WHAT IS EXPECTED: An exact copy of the records below is needed, with every picture left out.

DATA TO EXAMINE:
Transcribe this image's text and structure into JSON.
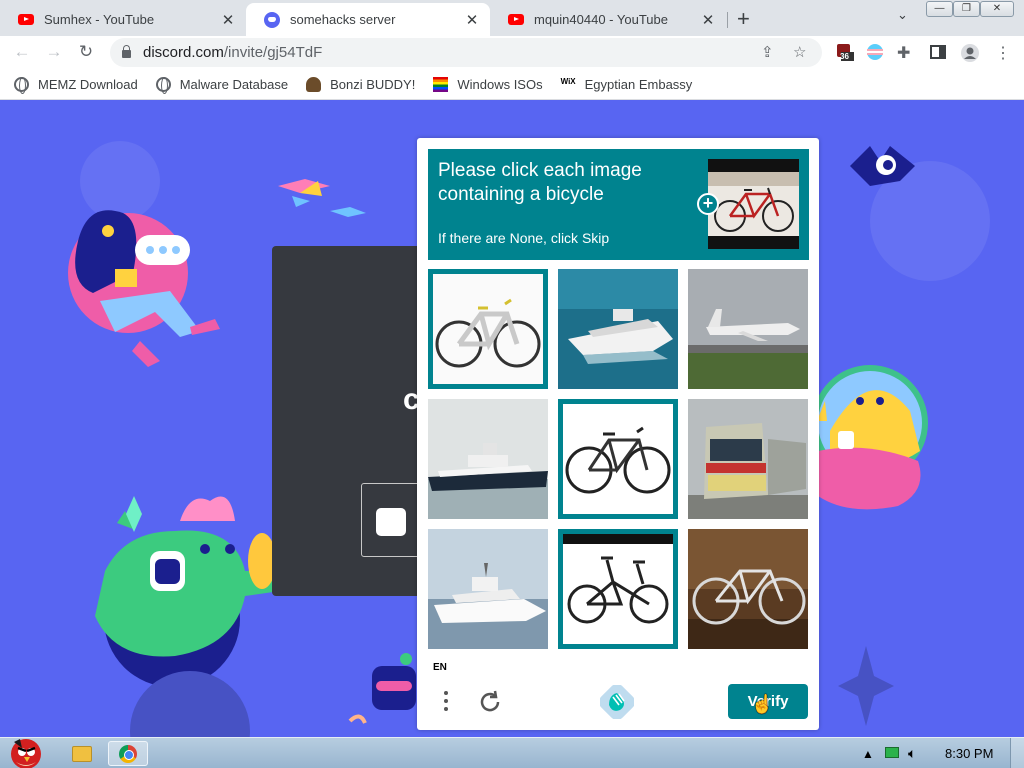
{
  "browser": {
    "tabs": [
      {
        "title": "Sumhex - YouTube",
        "icon": "youtube-icon",
        "active": false
      },
      {
        "title": "somehacks server",
        "icon": "discord-icon",
        "active": true
      },
      {
        "title": "mquin40440 - YouTube",
        "icon": "youtube-icon",
        "active": false
      }
    ],
    "url_domain": "discord.com",
    "url_path": "/invite/gj54TdF",
    "extension_badge": "36",
    "bookmarks": [
      {
        "label": "MEMZ Download",
        "icon": "globe-icon"
      },
      {
        "label": "Malware Database",
        "icon": "globe-icon"
      },
      {
        "label": "Bonzi BUDDY!",
        "icon": "bonzi-icon"
      },
      {
        "label": "Windows ISOs",
        "icon": "rainbow-flag-icon"
      },
      {
        "label": "Egyptian Embassy",
        "icon": "wix-icon",
        "icon_text": "WiX"
      }
    ]
  },
  "captcha": {
    "prompt_line": "Please click each image containing a bicycle",
    "skip_hint": "If there are None, click Skip",
    "language": "EN",
    "verify_label": "Verify",
    "accent_color": "#00838f",
    "tiles": [
      {
        "subject": "bicycle",
        "selected": true
      },
      {
        "subject": "yacht",
        "selected": false
      },
      {
        "subject": "airplane",
        "selected": false
      },
      {
        "subject": "ship",
        "selected": false
      },
      {
        "subject": "bicycle",
        "selected": true
      },
      {
        "subject": "train",
        "selected": false
      },
      {
        "subject": "yacht",
        "selected": false
      },
      {
        "subject": "folding-bicycle",
        "selected": true
      },
      {
        "subject": "bicycle",
        "selected": false
      }
    ]
  },
  "taskbar": {
    "clock": "8:30 PM"
  },
  "colors": {
    "page_background": "#5865f2",
    "dark_card": "#36393f"
  }
}
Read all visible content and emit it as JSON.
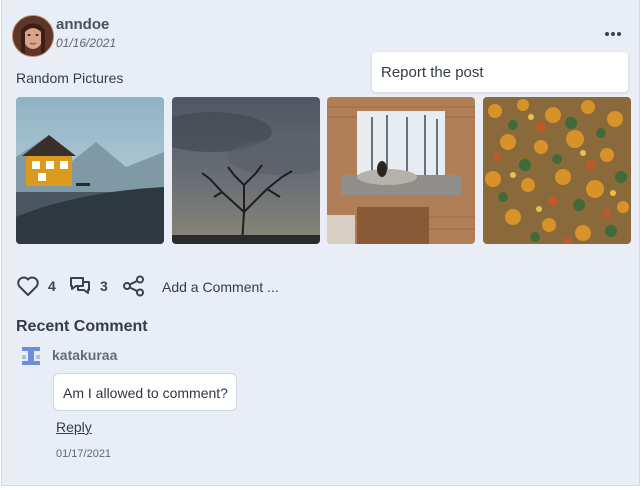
{
  "post": {
    "username": "anndoe",
    "date": "01/16/2021",
    "more_label": "•••",
    "menu": {
      "report_label": "Report the post"
    },
    "text": "Random Pictures",
    "photos": [
      {
        "icon": "yellow-cabin-photo"
      },
      {
        "icon": "stormy-sky-tree-photo"
      },
      {
        "icon": "cabin-window-photo"
      },
      {
        "icon": "autumn-forest-photo"
      }
    ]
  },
  "actions": {
    "likes": "4",
    "comments": "3",
    "add_comment_label": "Add a Comment ..."
  },
  "recent": {
    "title": "Recent Comment",
    "comment": {
      "username": "katakuraa",
      "text": "Am I allowed to comment?",
      "reply_label": "Reply",
      "date": "01/17/2021"
    }
  },
  "colors": {
    "card_bg": "#e9edf5",
    "accent_icon": "#3b4150",
    "comment_avatar": "#6d8fd9"
  }
}
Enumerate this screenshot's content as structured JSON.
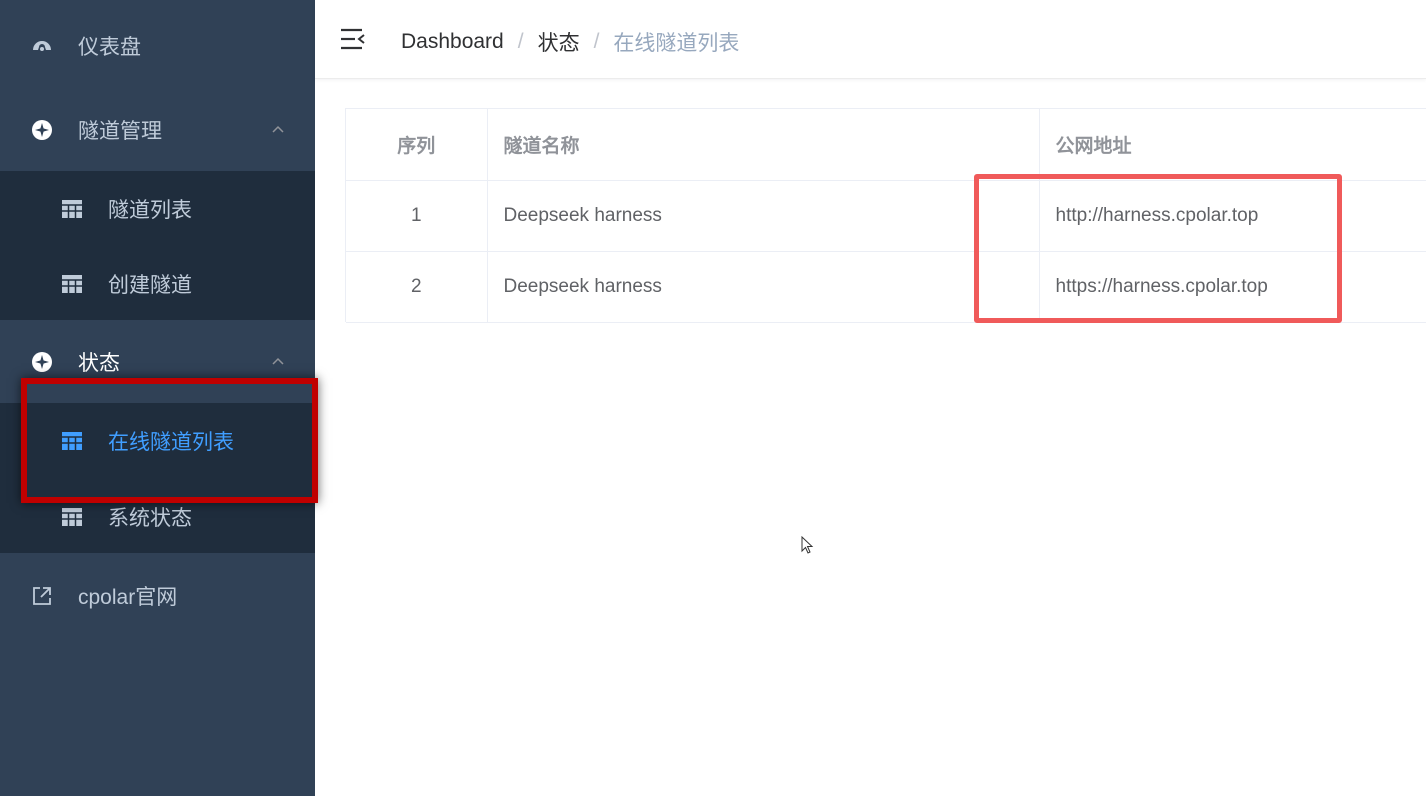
{
  "sidebar": {
    "dashboard": "仪表盘",
    "tunnel_mgmt": "隧道管理",
    "tunnel_list": "隧道列表",
    "create_tunnel": "创建隧道",
    "status": "状态",
    "online_tunnels": "在线隧道列表",
    "system_status": "系统状态",
    "cpolar_site": "cpolar官网"
  },
  "breadcrumb": {
    "home": "Dashboard",
    "section": "状态",
    "current": "在线隧道列表",
    "sep": "/"
  },
  "table": {
    "headers": [
      "序列",
      "隧道名称",
      "公网地址"
    ],
    "rows": [
      [
        "1",
        "Deepseek harness",
        "http://harness.cpolar.top"
      ],
      [
        "2",
        "Deepseek harness",
        "https://harness.cpolar.top"
      ]
    ]
  },
  "colors": {
    "sidebar_bg": "#304156",
    "submenu_bg": "#1f2d3d",
    "active": "#409eff",
    "highlight": "#f05a5a"
  }
}
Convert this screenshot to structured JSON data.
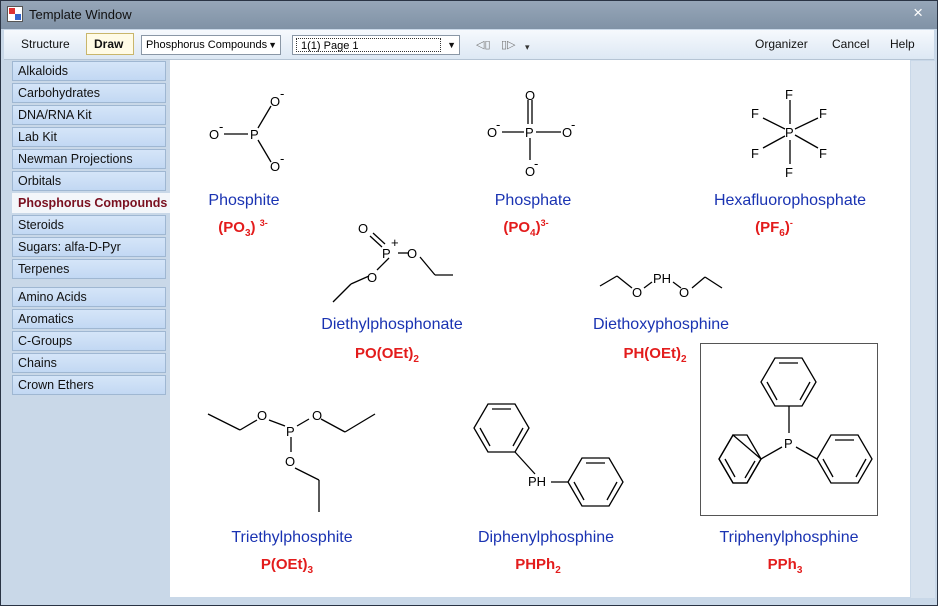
{
  "window": {
    "title": "Template Window",
    "close_glyph": "×"
  },
  "toolbar": {
    "structure_label": "Structure",
    "draw_label": "Draw",
    "category_select": "Phosphorus Compounds",
    "page_select": "1(1) Page 1",
    "organizer_label": "Organizer",
    "cancel_label": "Cancel",
    "help_label": "Help"
  },
  "sidebar": {
    "items": [
      "Alkaloids",
      "Carbohydrates",
      "DNA/RNA Kit",
      "Lab Kit",
      "Newman Projections",
      "Orbitals",
      "Phosphorus Compounds",
      "Steroids",
      "Sugars: alfa-D-Pyr",
      "Terpenes",
      "Amino Acids",
      "Aromatics",
      "C-Groups",
      "Chains",
      "Crown Ethers"
    ],
    "selected": "Phosphorus Compounds"
  },
  "templates": [
    {
      "name": "Phosphite",
      "formula": "(PO",
      "sub": "3",
      "tail": ")",
      "sup": "3-"
    },
    {
      "name": "Phosphate",
      "formula": "(PO",
      "sub": "4",
      "tail": ")",
      "sup": "3-"
    },
    {
      "name": "Hexafluorophosphate",
      "formula": "(PF",
      "sub": "6",
      "tail": ")",
      "sup": "-"
    },
    {
      "name": "Diethylphosphonate",
      "formula": "PO(OEt)",
      "sub": "2",
      "tail": "",
      "sup": ""
    },
    {
      "name": "Diethoxyphosphine",
      "formula": "PH(OEt)",
      "sub": "2",
      "tail": "",
      "sup": ""
    },
    {
      "name": "Triethylphosphite",
      "formula": "P(OEt)",
      "sub": "3",
      "tail": "",
      "sup": ""
    },
    {
      "name": "Diphenylphosphine",
      "formula": "PHPh",
      "sub": "2",
      "tail": "",
      "sup": ""
    },
    {
      "name": "Triphenylphosphine",
      "formula": "PPh",
      "sub": "3",
      "tail": "",
      "sup": ""
    }
  ],
  "atoms": {
    "P": "P",
    "O": "O",
    "F": "F",
    "PH": "PH",
    "minus": "-",
    "plus": "+"
  },
  "colors": {
    "name": "#1a33b2",
    "formula": "#e31c1c",
    "selected_item": "#7a1020"
  },
  "icons": [
    "app-icon",
    "close-icon",
    "dropdown-arrow-icon",
    "page-prev-icon",
    "page-next-icon",
    "overflow-icon"
  ]
}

EXERCISE OUTPUT:
Transcribe this image's text and structure into JSON.
{
  "browser": {
    "tabs": [
      {
        "title": "Sumhex - YouTube",
        "icon": "youtube-icon",
        "active": false
      },
      {
        "title": "somehacks server",
        "icon": "discord-icon",
        "active": true
      },
      {
        "title": "mquin40440 - YouTube",
        "icon": "youtube-icon",
        "active": false
      }
    ],
    "url_domain": "discord.com",
    "url_path": "/invite/gj54TdF",
    "extension_badge": "36",
    "bookmarks": [
      {
        "label": "MEMZ Download",
        "icon": "globe-icon"
      },
      {
        "label": "Malware Database",
        "icon": "globe-icon"
      },
      {
        "label": "Bonzi BUDDY!",
        "icon": "bonzi-icon"
      },
      {
        "label": "Windows ISOs",
        "icon": "rainbow-flag-icon"
      },
      {
        "label": "Egyptian Embassy",
        "icon": "wix-icon",
        "icon_text": "WiX"
      }
    ]
  },
  "captcha": {
    "prompt_line": "Please click each image containing a bicycle",
    "skip_hint": "If there are None, click Skip",
    "language": "EN",
    "verify_label": "Verify",
    "accent_color": "#00838f",
    "tiles": [
      {
        "subject": "bicycle",
        "selected": true
      },
      {
        "subject": "yacht",
        "selected": false
      },
      {
        "subject": "airplane",
        "selected": false
      },
      {
        "subject": "ship",
        "selected": false
      },
      {
        "subject": "bicycle",
        "selected": true
      },
      {
        "subject": "train",
        "selected": false
      },
      {
        "subject": "yacht",
        "selected": false
      },
      {
        "subject": "folding-bicycle",
        "selected": true
      },
      {
        "subject": "bicycle",
        "selected": false
      }
    ]
  },
  "taskbar": {
    "clock": "8:30 PM"
  },
  "colors": {
    "page_background": "#5865f2",
    "dark_card": "#36393f"
  }
}
Read all visible content and emit it as JSON.
{
  "post": {
    "username": "anndoe",
    "date": "01/16/2021",
    "more_label": "•••",
    "menu": {
      "report_label": "Report the post"
    },
    "text": "Random Pictures",
    "photos": [
      {
        "icon": "yellow-cabin-photo"
      },
      {
        "icon": "stormy-sky-tree-photo"
      },
      {
        "icon": "cabin-window-photo"
      },
      {
        "icon": "autumn-forest-photo"
      }
    ]
  },
  "actions": {
    "likes": "4",
    "comments": "3",
    "add_comment_label": "Add a Comment ..."
  },
  "recent": {
    "title": "Recent Comment",
    "comment": {
      "username": "katakuraa",
      "text": "Am I allowed to comment?",
      "reply_label": "Reply",
      "date": "01/17/2021"
    }
  },
  "colors": {
    "card_bg": "#e9edf5",
    "accent_icon": "#3b4150",
    "comment_avatar": "#6d8fd9"
  }
}
Enumerate this screenshot's content as structured JSON.
{
  "sidebar": {
    "dashboard": "仪表盘",
    "tunnel_mgmt": "隧道管理",
    "tunnel_list": "隧道列表",
    "create_tunnel": "创建隧道",
    "status": "状态",
    "online_tunnels": "在线隧道列表",
    "system_status": "系统状态",
    "cpolar_site": "cpolar官网"
  },
  "breadcrumb": {
    "home": "Dashboard",
    "section": "状态",
    "current": "在线隧道列表",
    "sep": "/"
  },
  "table": {
    "headers": [
      "序列",
      "隧道名称",
      "公网地址"
    ],
    "rows": [
      [
        "1",
        "Deepseek harness",
        "http://harness.cpolar.top"
      ],
      [
        "2",
        "Deepseek harness",
        "https://harness.cpolar.top"
      ]
    ]
  },
  "colors": {
    "sidebar_bg": "#304156",
    "submenu_bg": "#1f2d3d",
    "active": "#409eff",
    "highlight": "#f05a5a"
  }
}
Convert this screenshot to structured JSON data.
{
  "window": {
    "title": "Template Window",
    "close_glyph": "×"
  },
  "toolbar": {
    "structure_label": "Structure",
    "draw_label": "Draw",
    "category_select": "Phosphorus Compounds",
    "page_select": "1(1) Page 1",
    "organizer_label": "Organizer",
    "cancel_label": "Cancel",
    "help_label": "Help"
  },
  "sidebar": {
    "items": [
      "Alkaloids",
      "Carbohydrates",
      "DNA/RNA Kit",
      "Lab Kit",
      "Newman Projections",
      "Orbitals",
      "Phosphorus Compounds",
      "Steroids",
      "Sugars: alfa-D-Pyr",
      "Terpenes",
      "Amino Acids",
      "Aromatics",
      "C-Groups",
      "Chains",
      "Crown Ethers"
    ],
    "selected": "Phosphorus Compounds"
  },
  "templates": [
    {
      "name": "Phosphite",
      "formula": "(PO",
      "sub": "3",
      "tail": ")",
      "sup": "3-"
    },
    {
      "name": "Phosphate",
      "formula": "(PO",
      "sub": "4",
      "tail": ")",
      "sup": "3-"
    },
    {
      "name": "Hexafluorophosphate",
      "formula": "(PF",
      "sub": "6",
      "tail": ")",
      "sup": "-"
    },
    {
      "name": "Diethylphosphonate",
      "formula": "PO(OEt)",
      "sub": "2",
      "tail": "",
      "sup": ""
    },
    {
      "name": "Diethoxyphosphine",
      "formula": "PH(OEt)",
      "sub": "2",
      "tail": "",
      "sup": ""
    },
    {
      "name": "Triethylphosphite",
      "formula": "P(OEt)",
      "sub": "3",
      "tail": "",
      "sup": ""
    },
    {
      "name": "Diphenylphosphine",
      "formula": "PHPh",
      "sub": "2",
      "tail": "",
      "sup": ""
    },
    {
      "name": "Triphenylphosphine",
      "formula": "PPh",
      "sub": "3",
      "tail": "",
      "sup": ""
    }
  ],
  "atoms": {
    "P": "P",
    "O": "O",
    "F": "F",
    "PH": "PH",
    "minus": "-",
    "plus": "+"
  },
  "colors": {
    "name": "#1a33b2",
    "formula": "#e31c1c",
    "selected_item": "#7a1020"
  },
  "icons": [
    "app-icon",
    "close-icon",
    "dropdown-arrow-icon",
    "page-prev-icon",
    "page-next-icon",
    "overflow-icon"
  ]
}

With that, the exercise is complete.